— Alex Smith started the game and so did most of the other players who are expected to start Week 1. Rob Kelley was at running back, Josh Doctson and Paul Richardson lined up at receiver, and the offensive line was intact — with the exception of Geron Christian playing left tackle. Vernon Davis was the tight end. 

— Smith moved the team efficiently on the first drive, completing four of six passes for 48 yards. He converted one third-and-9 by finding Doctson in a big soft spot in the Jets’ zone for 11 yards. On third-and-goal at the 4, he threw a pass a little behind Trey Quinn; it was catchable but not easy and Quinn couldn’t handle it. A field goal made it 3-0. After that 11-play, 71-yard drive, Smith and most of the rest of the offensive starters left the game. 

— Ten of the 11 regular defenders started the game, the exception being Matt Ioannidis. In his first series in a Redskins uniform, Daron Payne stopped the drive with a sack on third down. After that three-and-out, they weren’t as effective against Sam Darnold on their second possession. The rookie was sharp leading a 12-play, 42-yard field goal drive. 

— The first time Samaje Perine touched the ball, he ran for 30 yards off left tackle, following a nice block from J.P. Holtz, a tight end who was lined up at fullback. Since they released the only fullback on the roster last week, TE as FB is likely to be the plan. Perine then left the game with an ankle injury. He did not return. 

— There were some special teams gaffes in the first half. Dustin Hopkins hit the right upright on a 35-yard field goal try but it went through. On the ensuing kickoff, though, the kick went out of bounds. Later on, Byron Marshall put the ball on the ground on a kickoff return but replay showed it that he was down. So there was one costly miscue and two near-misses. 

— The Redskins backup defensive unit was back on its heels in a second-quarter drive with most of the Jets’ offensive starters in. They ended the drive when Danny Johnson make a good tackle to force a third and one. The Jets went for it and Darnold’s pass was tipped by Deshazor Everett and intercepted by Troy Apke. Tim Settle dominated in the middle, usually matched up against former Redskins center Spencer Long. 

— It was bad news, then good news for rookie WR Cam Sims in the second quarter. First he had a pass in his hands for a first down in the red zone but the ball popped out without him being touched and the pass was picked off. On the Redskins’ next possession he made a nice catch between two defenders for a 27-yard gain on third-and-10. Later in the drive he made a leaping catch in the end zone, but a penalty negated the TD. He has been inconsistent in practice in Richmond and is carrying over. 
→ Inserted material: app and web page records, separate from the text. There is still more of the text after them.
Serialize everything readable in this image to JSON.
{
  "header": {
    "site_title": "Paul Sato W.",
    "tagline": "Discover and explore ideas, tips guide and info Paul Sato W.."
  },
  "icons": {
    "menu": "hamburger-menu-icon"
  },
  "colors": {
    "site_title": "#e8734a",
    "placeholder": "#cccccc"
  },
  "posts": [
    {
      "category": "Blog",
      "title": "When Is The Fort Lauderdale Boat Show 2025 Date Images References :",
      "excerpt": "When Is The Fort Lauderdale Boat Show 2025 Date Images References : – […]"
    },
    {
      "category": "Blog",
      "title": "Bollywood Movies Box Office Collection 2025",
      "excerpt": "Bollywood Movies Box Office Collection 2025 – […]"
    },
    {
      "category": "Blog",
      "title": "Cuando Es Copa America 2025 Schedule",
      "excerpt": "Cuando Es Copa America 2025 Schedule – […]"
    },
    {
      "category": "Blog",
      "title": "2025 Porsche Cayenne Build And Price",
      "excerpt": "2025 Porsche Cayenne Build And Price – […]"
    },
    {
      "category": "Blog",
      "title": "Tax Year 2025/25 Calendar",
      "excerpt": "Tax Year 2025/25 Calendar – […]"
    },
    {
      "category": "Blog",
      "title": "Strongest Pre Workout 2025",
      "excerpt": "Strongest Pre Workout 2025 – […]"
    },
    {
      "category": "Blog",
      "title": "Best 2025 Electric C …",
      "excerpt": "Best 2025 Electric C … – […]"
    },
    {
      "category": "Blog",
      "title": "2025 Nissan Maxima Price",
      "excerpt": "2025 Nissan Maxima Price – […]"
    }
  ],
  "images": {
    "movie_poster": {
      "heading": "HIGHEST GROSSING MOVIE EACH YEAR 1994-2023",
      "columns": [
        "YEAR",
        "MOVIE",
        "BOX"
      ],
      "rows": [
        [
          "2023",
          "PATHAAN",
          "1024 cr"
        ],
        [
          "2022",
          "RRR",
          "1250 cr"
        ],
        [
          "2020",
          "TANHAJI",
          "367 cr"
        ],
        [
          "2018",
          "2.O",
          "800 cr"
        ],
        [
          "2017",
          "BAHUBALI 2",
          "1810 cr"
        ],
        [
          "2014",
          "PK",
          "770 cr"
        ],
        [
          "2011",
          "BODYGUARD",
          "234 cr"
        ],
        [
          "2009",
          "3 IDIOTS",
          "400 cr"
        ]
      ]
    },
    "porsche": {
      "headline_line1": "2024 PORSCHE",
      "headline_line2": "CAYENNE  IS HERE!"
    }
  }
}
— The Redskins had some red zone woes in the first half. The had three shots from there and settled for field goals every time. They also had the situation where Sims had the pass in his hands in the red zone before it popped out for an interception. 
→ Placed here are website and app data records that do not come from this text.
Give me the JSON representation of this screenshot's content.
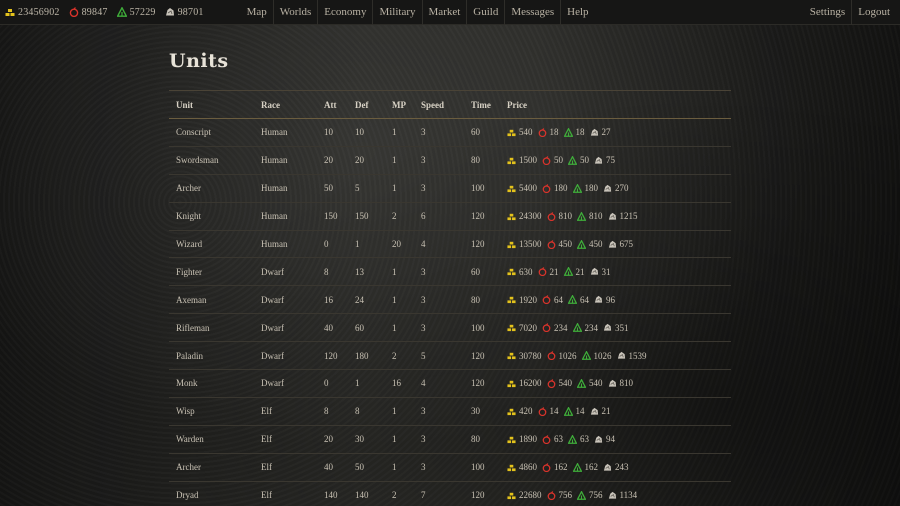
{
  "resources": [
    {
      "icon": "gold-icon",
      "value": "23456902"
    },
    {
      "icon": "food-icon",
      "value": "89847"
    },
    {
      "icon": "wood-icon",
      "value": "57229"
    },
    {
      "icon": "stone-icon",
      "value": "98701"
    }
  ],
  "nav": [
    "Map",
    "Worlds",
    "Economy",
    "Military",
    "Market",
    "Guild",
    "Messages",
    "Help"
  ],
  "nav_right": [
    "Settings",
    "Logout"
  ],
  "page_title": "Units",
  "columns": [
    "Unit",
    "Race",
    "Att",
    "Def",
    "MP",
    "Speed",
    "Time",
    "Price"
  ],
  "colors": {
    "gold": "#e3c21c",
    "food": "#d9332b",
    "wood": "#3fae3a",
    "stone": "#c9c4ba"
  },
  "units": [
    {
      "unit": "Conscript",
      "race": "Human",
      "att": "10",
      "def": "10",
      "mp": "1",
      "speed": "3",
      "time": "60",
      "price": [
        "540",
        "18",
        "18",
        "27"
      ]
    },
    {
      "unit": "Swordsman",
      "race": "Human",
      "att": "20",
      "def": "20",
      "mp": "1",
      "speed": "3",
      "time": "80",
      "price": [
        "1500",
        "50",
        "50",
        "75"
      ]
    },
    {
      "unit": "Archer",
      "race": "Human",
      "att": "50",
      "def": "5",
      "mp": "1",
      "speed": "3",
      "time": "100",
      "price": [
        "5400",
        "180",
        "180",
        "270"
      ]
    },
    {
      "unit": "Knight",
      "race": "Human",
      "att": "150",
      "def": "150",
      "mp": "2",
      "speed": "6",
      "time": "120",
      "price": [
        "24300",
        "810",
        "810",
        "1215"
      ]
    },
    {
      "unit": "Wizard",
      "race": "Human",
      "att": "0",
      "def": "1",
      "mp": "20",
      "speed": "4",
      "time": "120",
      "price": [
        "13500",
        "450",
        "450",
        "675"
      ]
    },
    {
      "unit": "Fighter",
      "race": "Dwarf",
      "att": "8",
      "def": "13",
      "mp": "1",
      "speed": "3",
      "time": "60",
      "price": [
        "630",
        "21",
        "21",
        "31"
      ]
    },
    {
      "unit": "Axeman",
      "race": "Dwarf",
      "att": "16",
      "def": "24",
      "mp": "1",
      "speed": "3",
      "time": "80",
      "price": [
        "1920",
        "64",
        "64",
        "96"
      ]
    },
    {
      "unit": "Rifleman",
      "race": "Dwarf",
      "att": "40",
      "def": "60",
      "mp": "1",
      "speed": "3",
      "time": "100",
      "price": [
        "7020",
        "234",
        "234",
        "351"
      ]
    },
    {
      "unit": "Paladin",
      "race": "Dwarf",
      "att": "120",
      "def": "180",
      "mp": "2",
      "speed": "5",
      "time": "120",
      "price": [
        "30780",
        "1026",
        "1026",
        "1539"
      ]
    },
    {
      "unit": "Monk",
      "race": "Dwarf",
      "att": "0",
      "def": "1",
      "mp": "16",
      "speed": "4",
      "time": "120",
      "price": [
        "16200",
        "540",
        "540",
        "810"
      ]
    },
    {
      "unit": "Wisp",
      "race": "Elf",
      "att": "8",
      "def": "8",
      "mp": "1",
      "speed": "3",
      "time": "30",
      "price": [
        "420",
        "14",
        "14",
        "21"
      ]
    },
    {
      "unit": "Warden",
      "race": "Elf",
      "att": "20",
      "def": "30",
      "mp": "1",
      "speed": "3",
      "time": "80",
      "price": [
        "1890",
        "63",
        "63",
        "94"
      ]
    },
    {
      "unit": "Archer",
      "race": "Elf",
      "att": "40",
      "def": "50",
      "mp": "1",
      "speed": "3",
      "time": "100",
      "price": [
        "4860",
        "162",
        "162",
        "243"
      ]
    },
    {
      "unit": "Dryad",
      "race": "Elf",
      "att": "140",
      "def": "140",
      "mp": "2",
      "speed": "7",
      "time": "120",
      "price": [
        "22680",
        "756",
        "756",
        "1134"
      ]
    }
  ]
}
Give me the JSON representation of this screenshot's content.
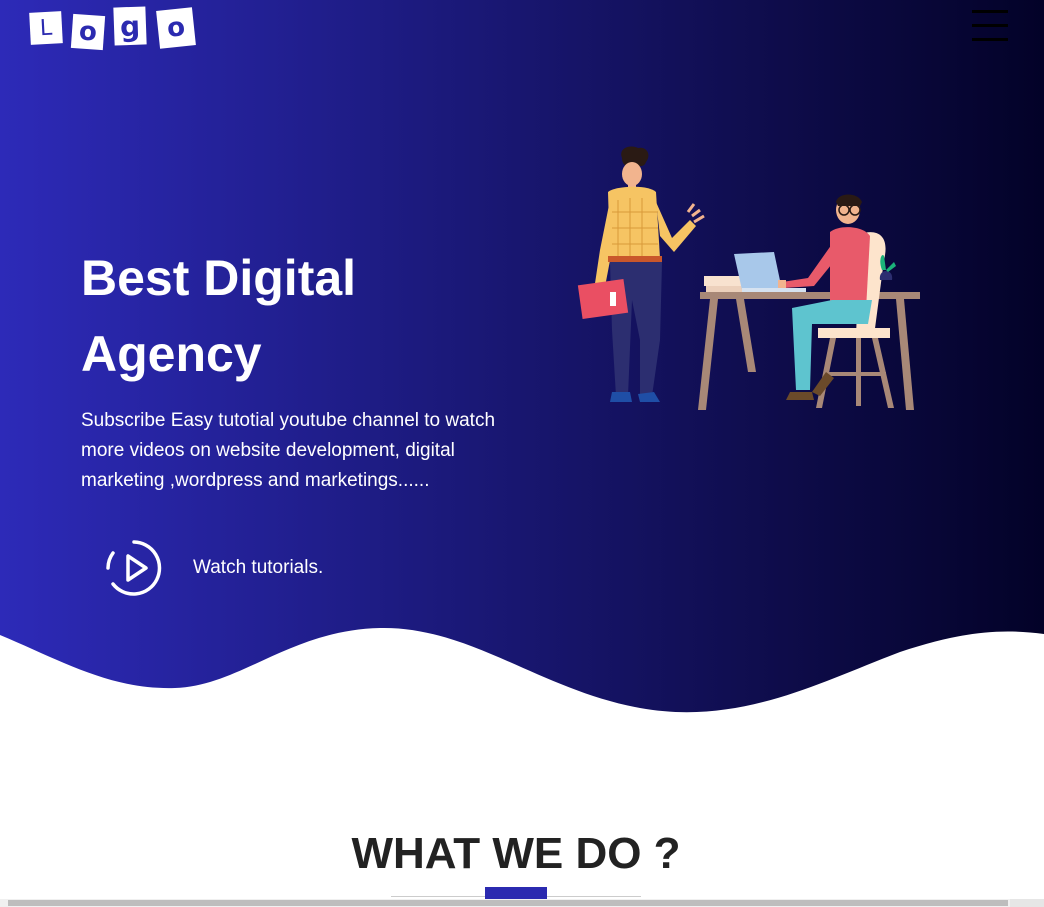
{
  "header": {
    "logo_letters": [
      "L",
      "o",
      "g",
      "o"
    ],
    "menu_icon": "hamburger-menu-icon"
  },
  "hero": {
    "title": "Best Digital Agency",
    "description": "Subscribe Easy tutotial youtube channel to watch more videos on website development, digital marketing ,wordpress and marketings......",
    "cta_label": "Watch tutorials.",
    "cta_icon": "play-circle-icon",
    "illustration": "office-meeting-illustration"
  },
  "section": {
    "title": "WHAT WE DO ?"
  },
  "colors": {
    "gradient_start": "#2d2ab8",
    "gradient_end": "#030228",
    "accent": "#2b2ab0",
    "text_light": "#ffffff",
    "text_dark": "#222222"
  }
}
— Long shot Martez Carter got his name on the board with a runs of nine and then 30 yards, showing blazing speed around the corner on both runs. He remains a long shot but speed like that will get you some attention. 

— Third QB Kevin Hogan was able to lead a scoring drive on his first possession but it was done mostly via Carter’s runs and the first application of the new helmet rule in a Redskins’ game this preseason, a flag that went against the Jets. The next two possessions he went two for three for seven yards and the Redskins went three and out both times. 

— The Jets kicked a late field goal to take a 13-12 lead. Hogan had a chance to bring them back and got them into Jets territory. Then Cam Sims made a 20-yard grab to set up a 40-yard field goal attempt. Hopkins hit it as time ran out to give the home team a 15-13 lead. 

— The win doesn’t mean anything but it’s always more fun to win than to lose. 

Stay up to date on the Redskins. Rich Tandler covers the team 365 days a year. Like his Facebook page, Facebook.com/TandlerNBCS and follow him on Twitter @TandlerNBCS and on Instagram @RichTandler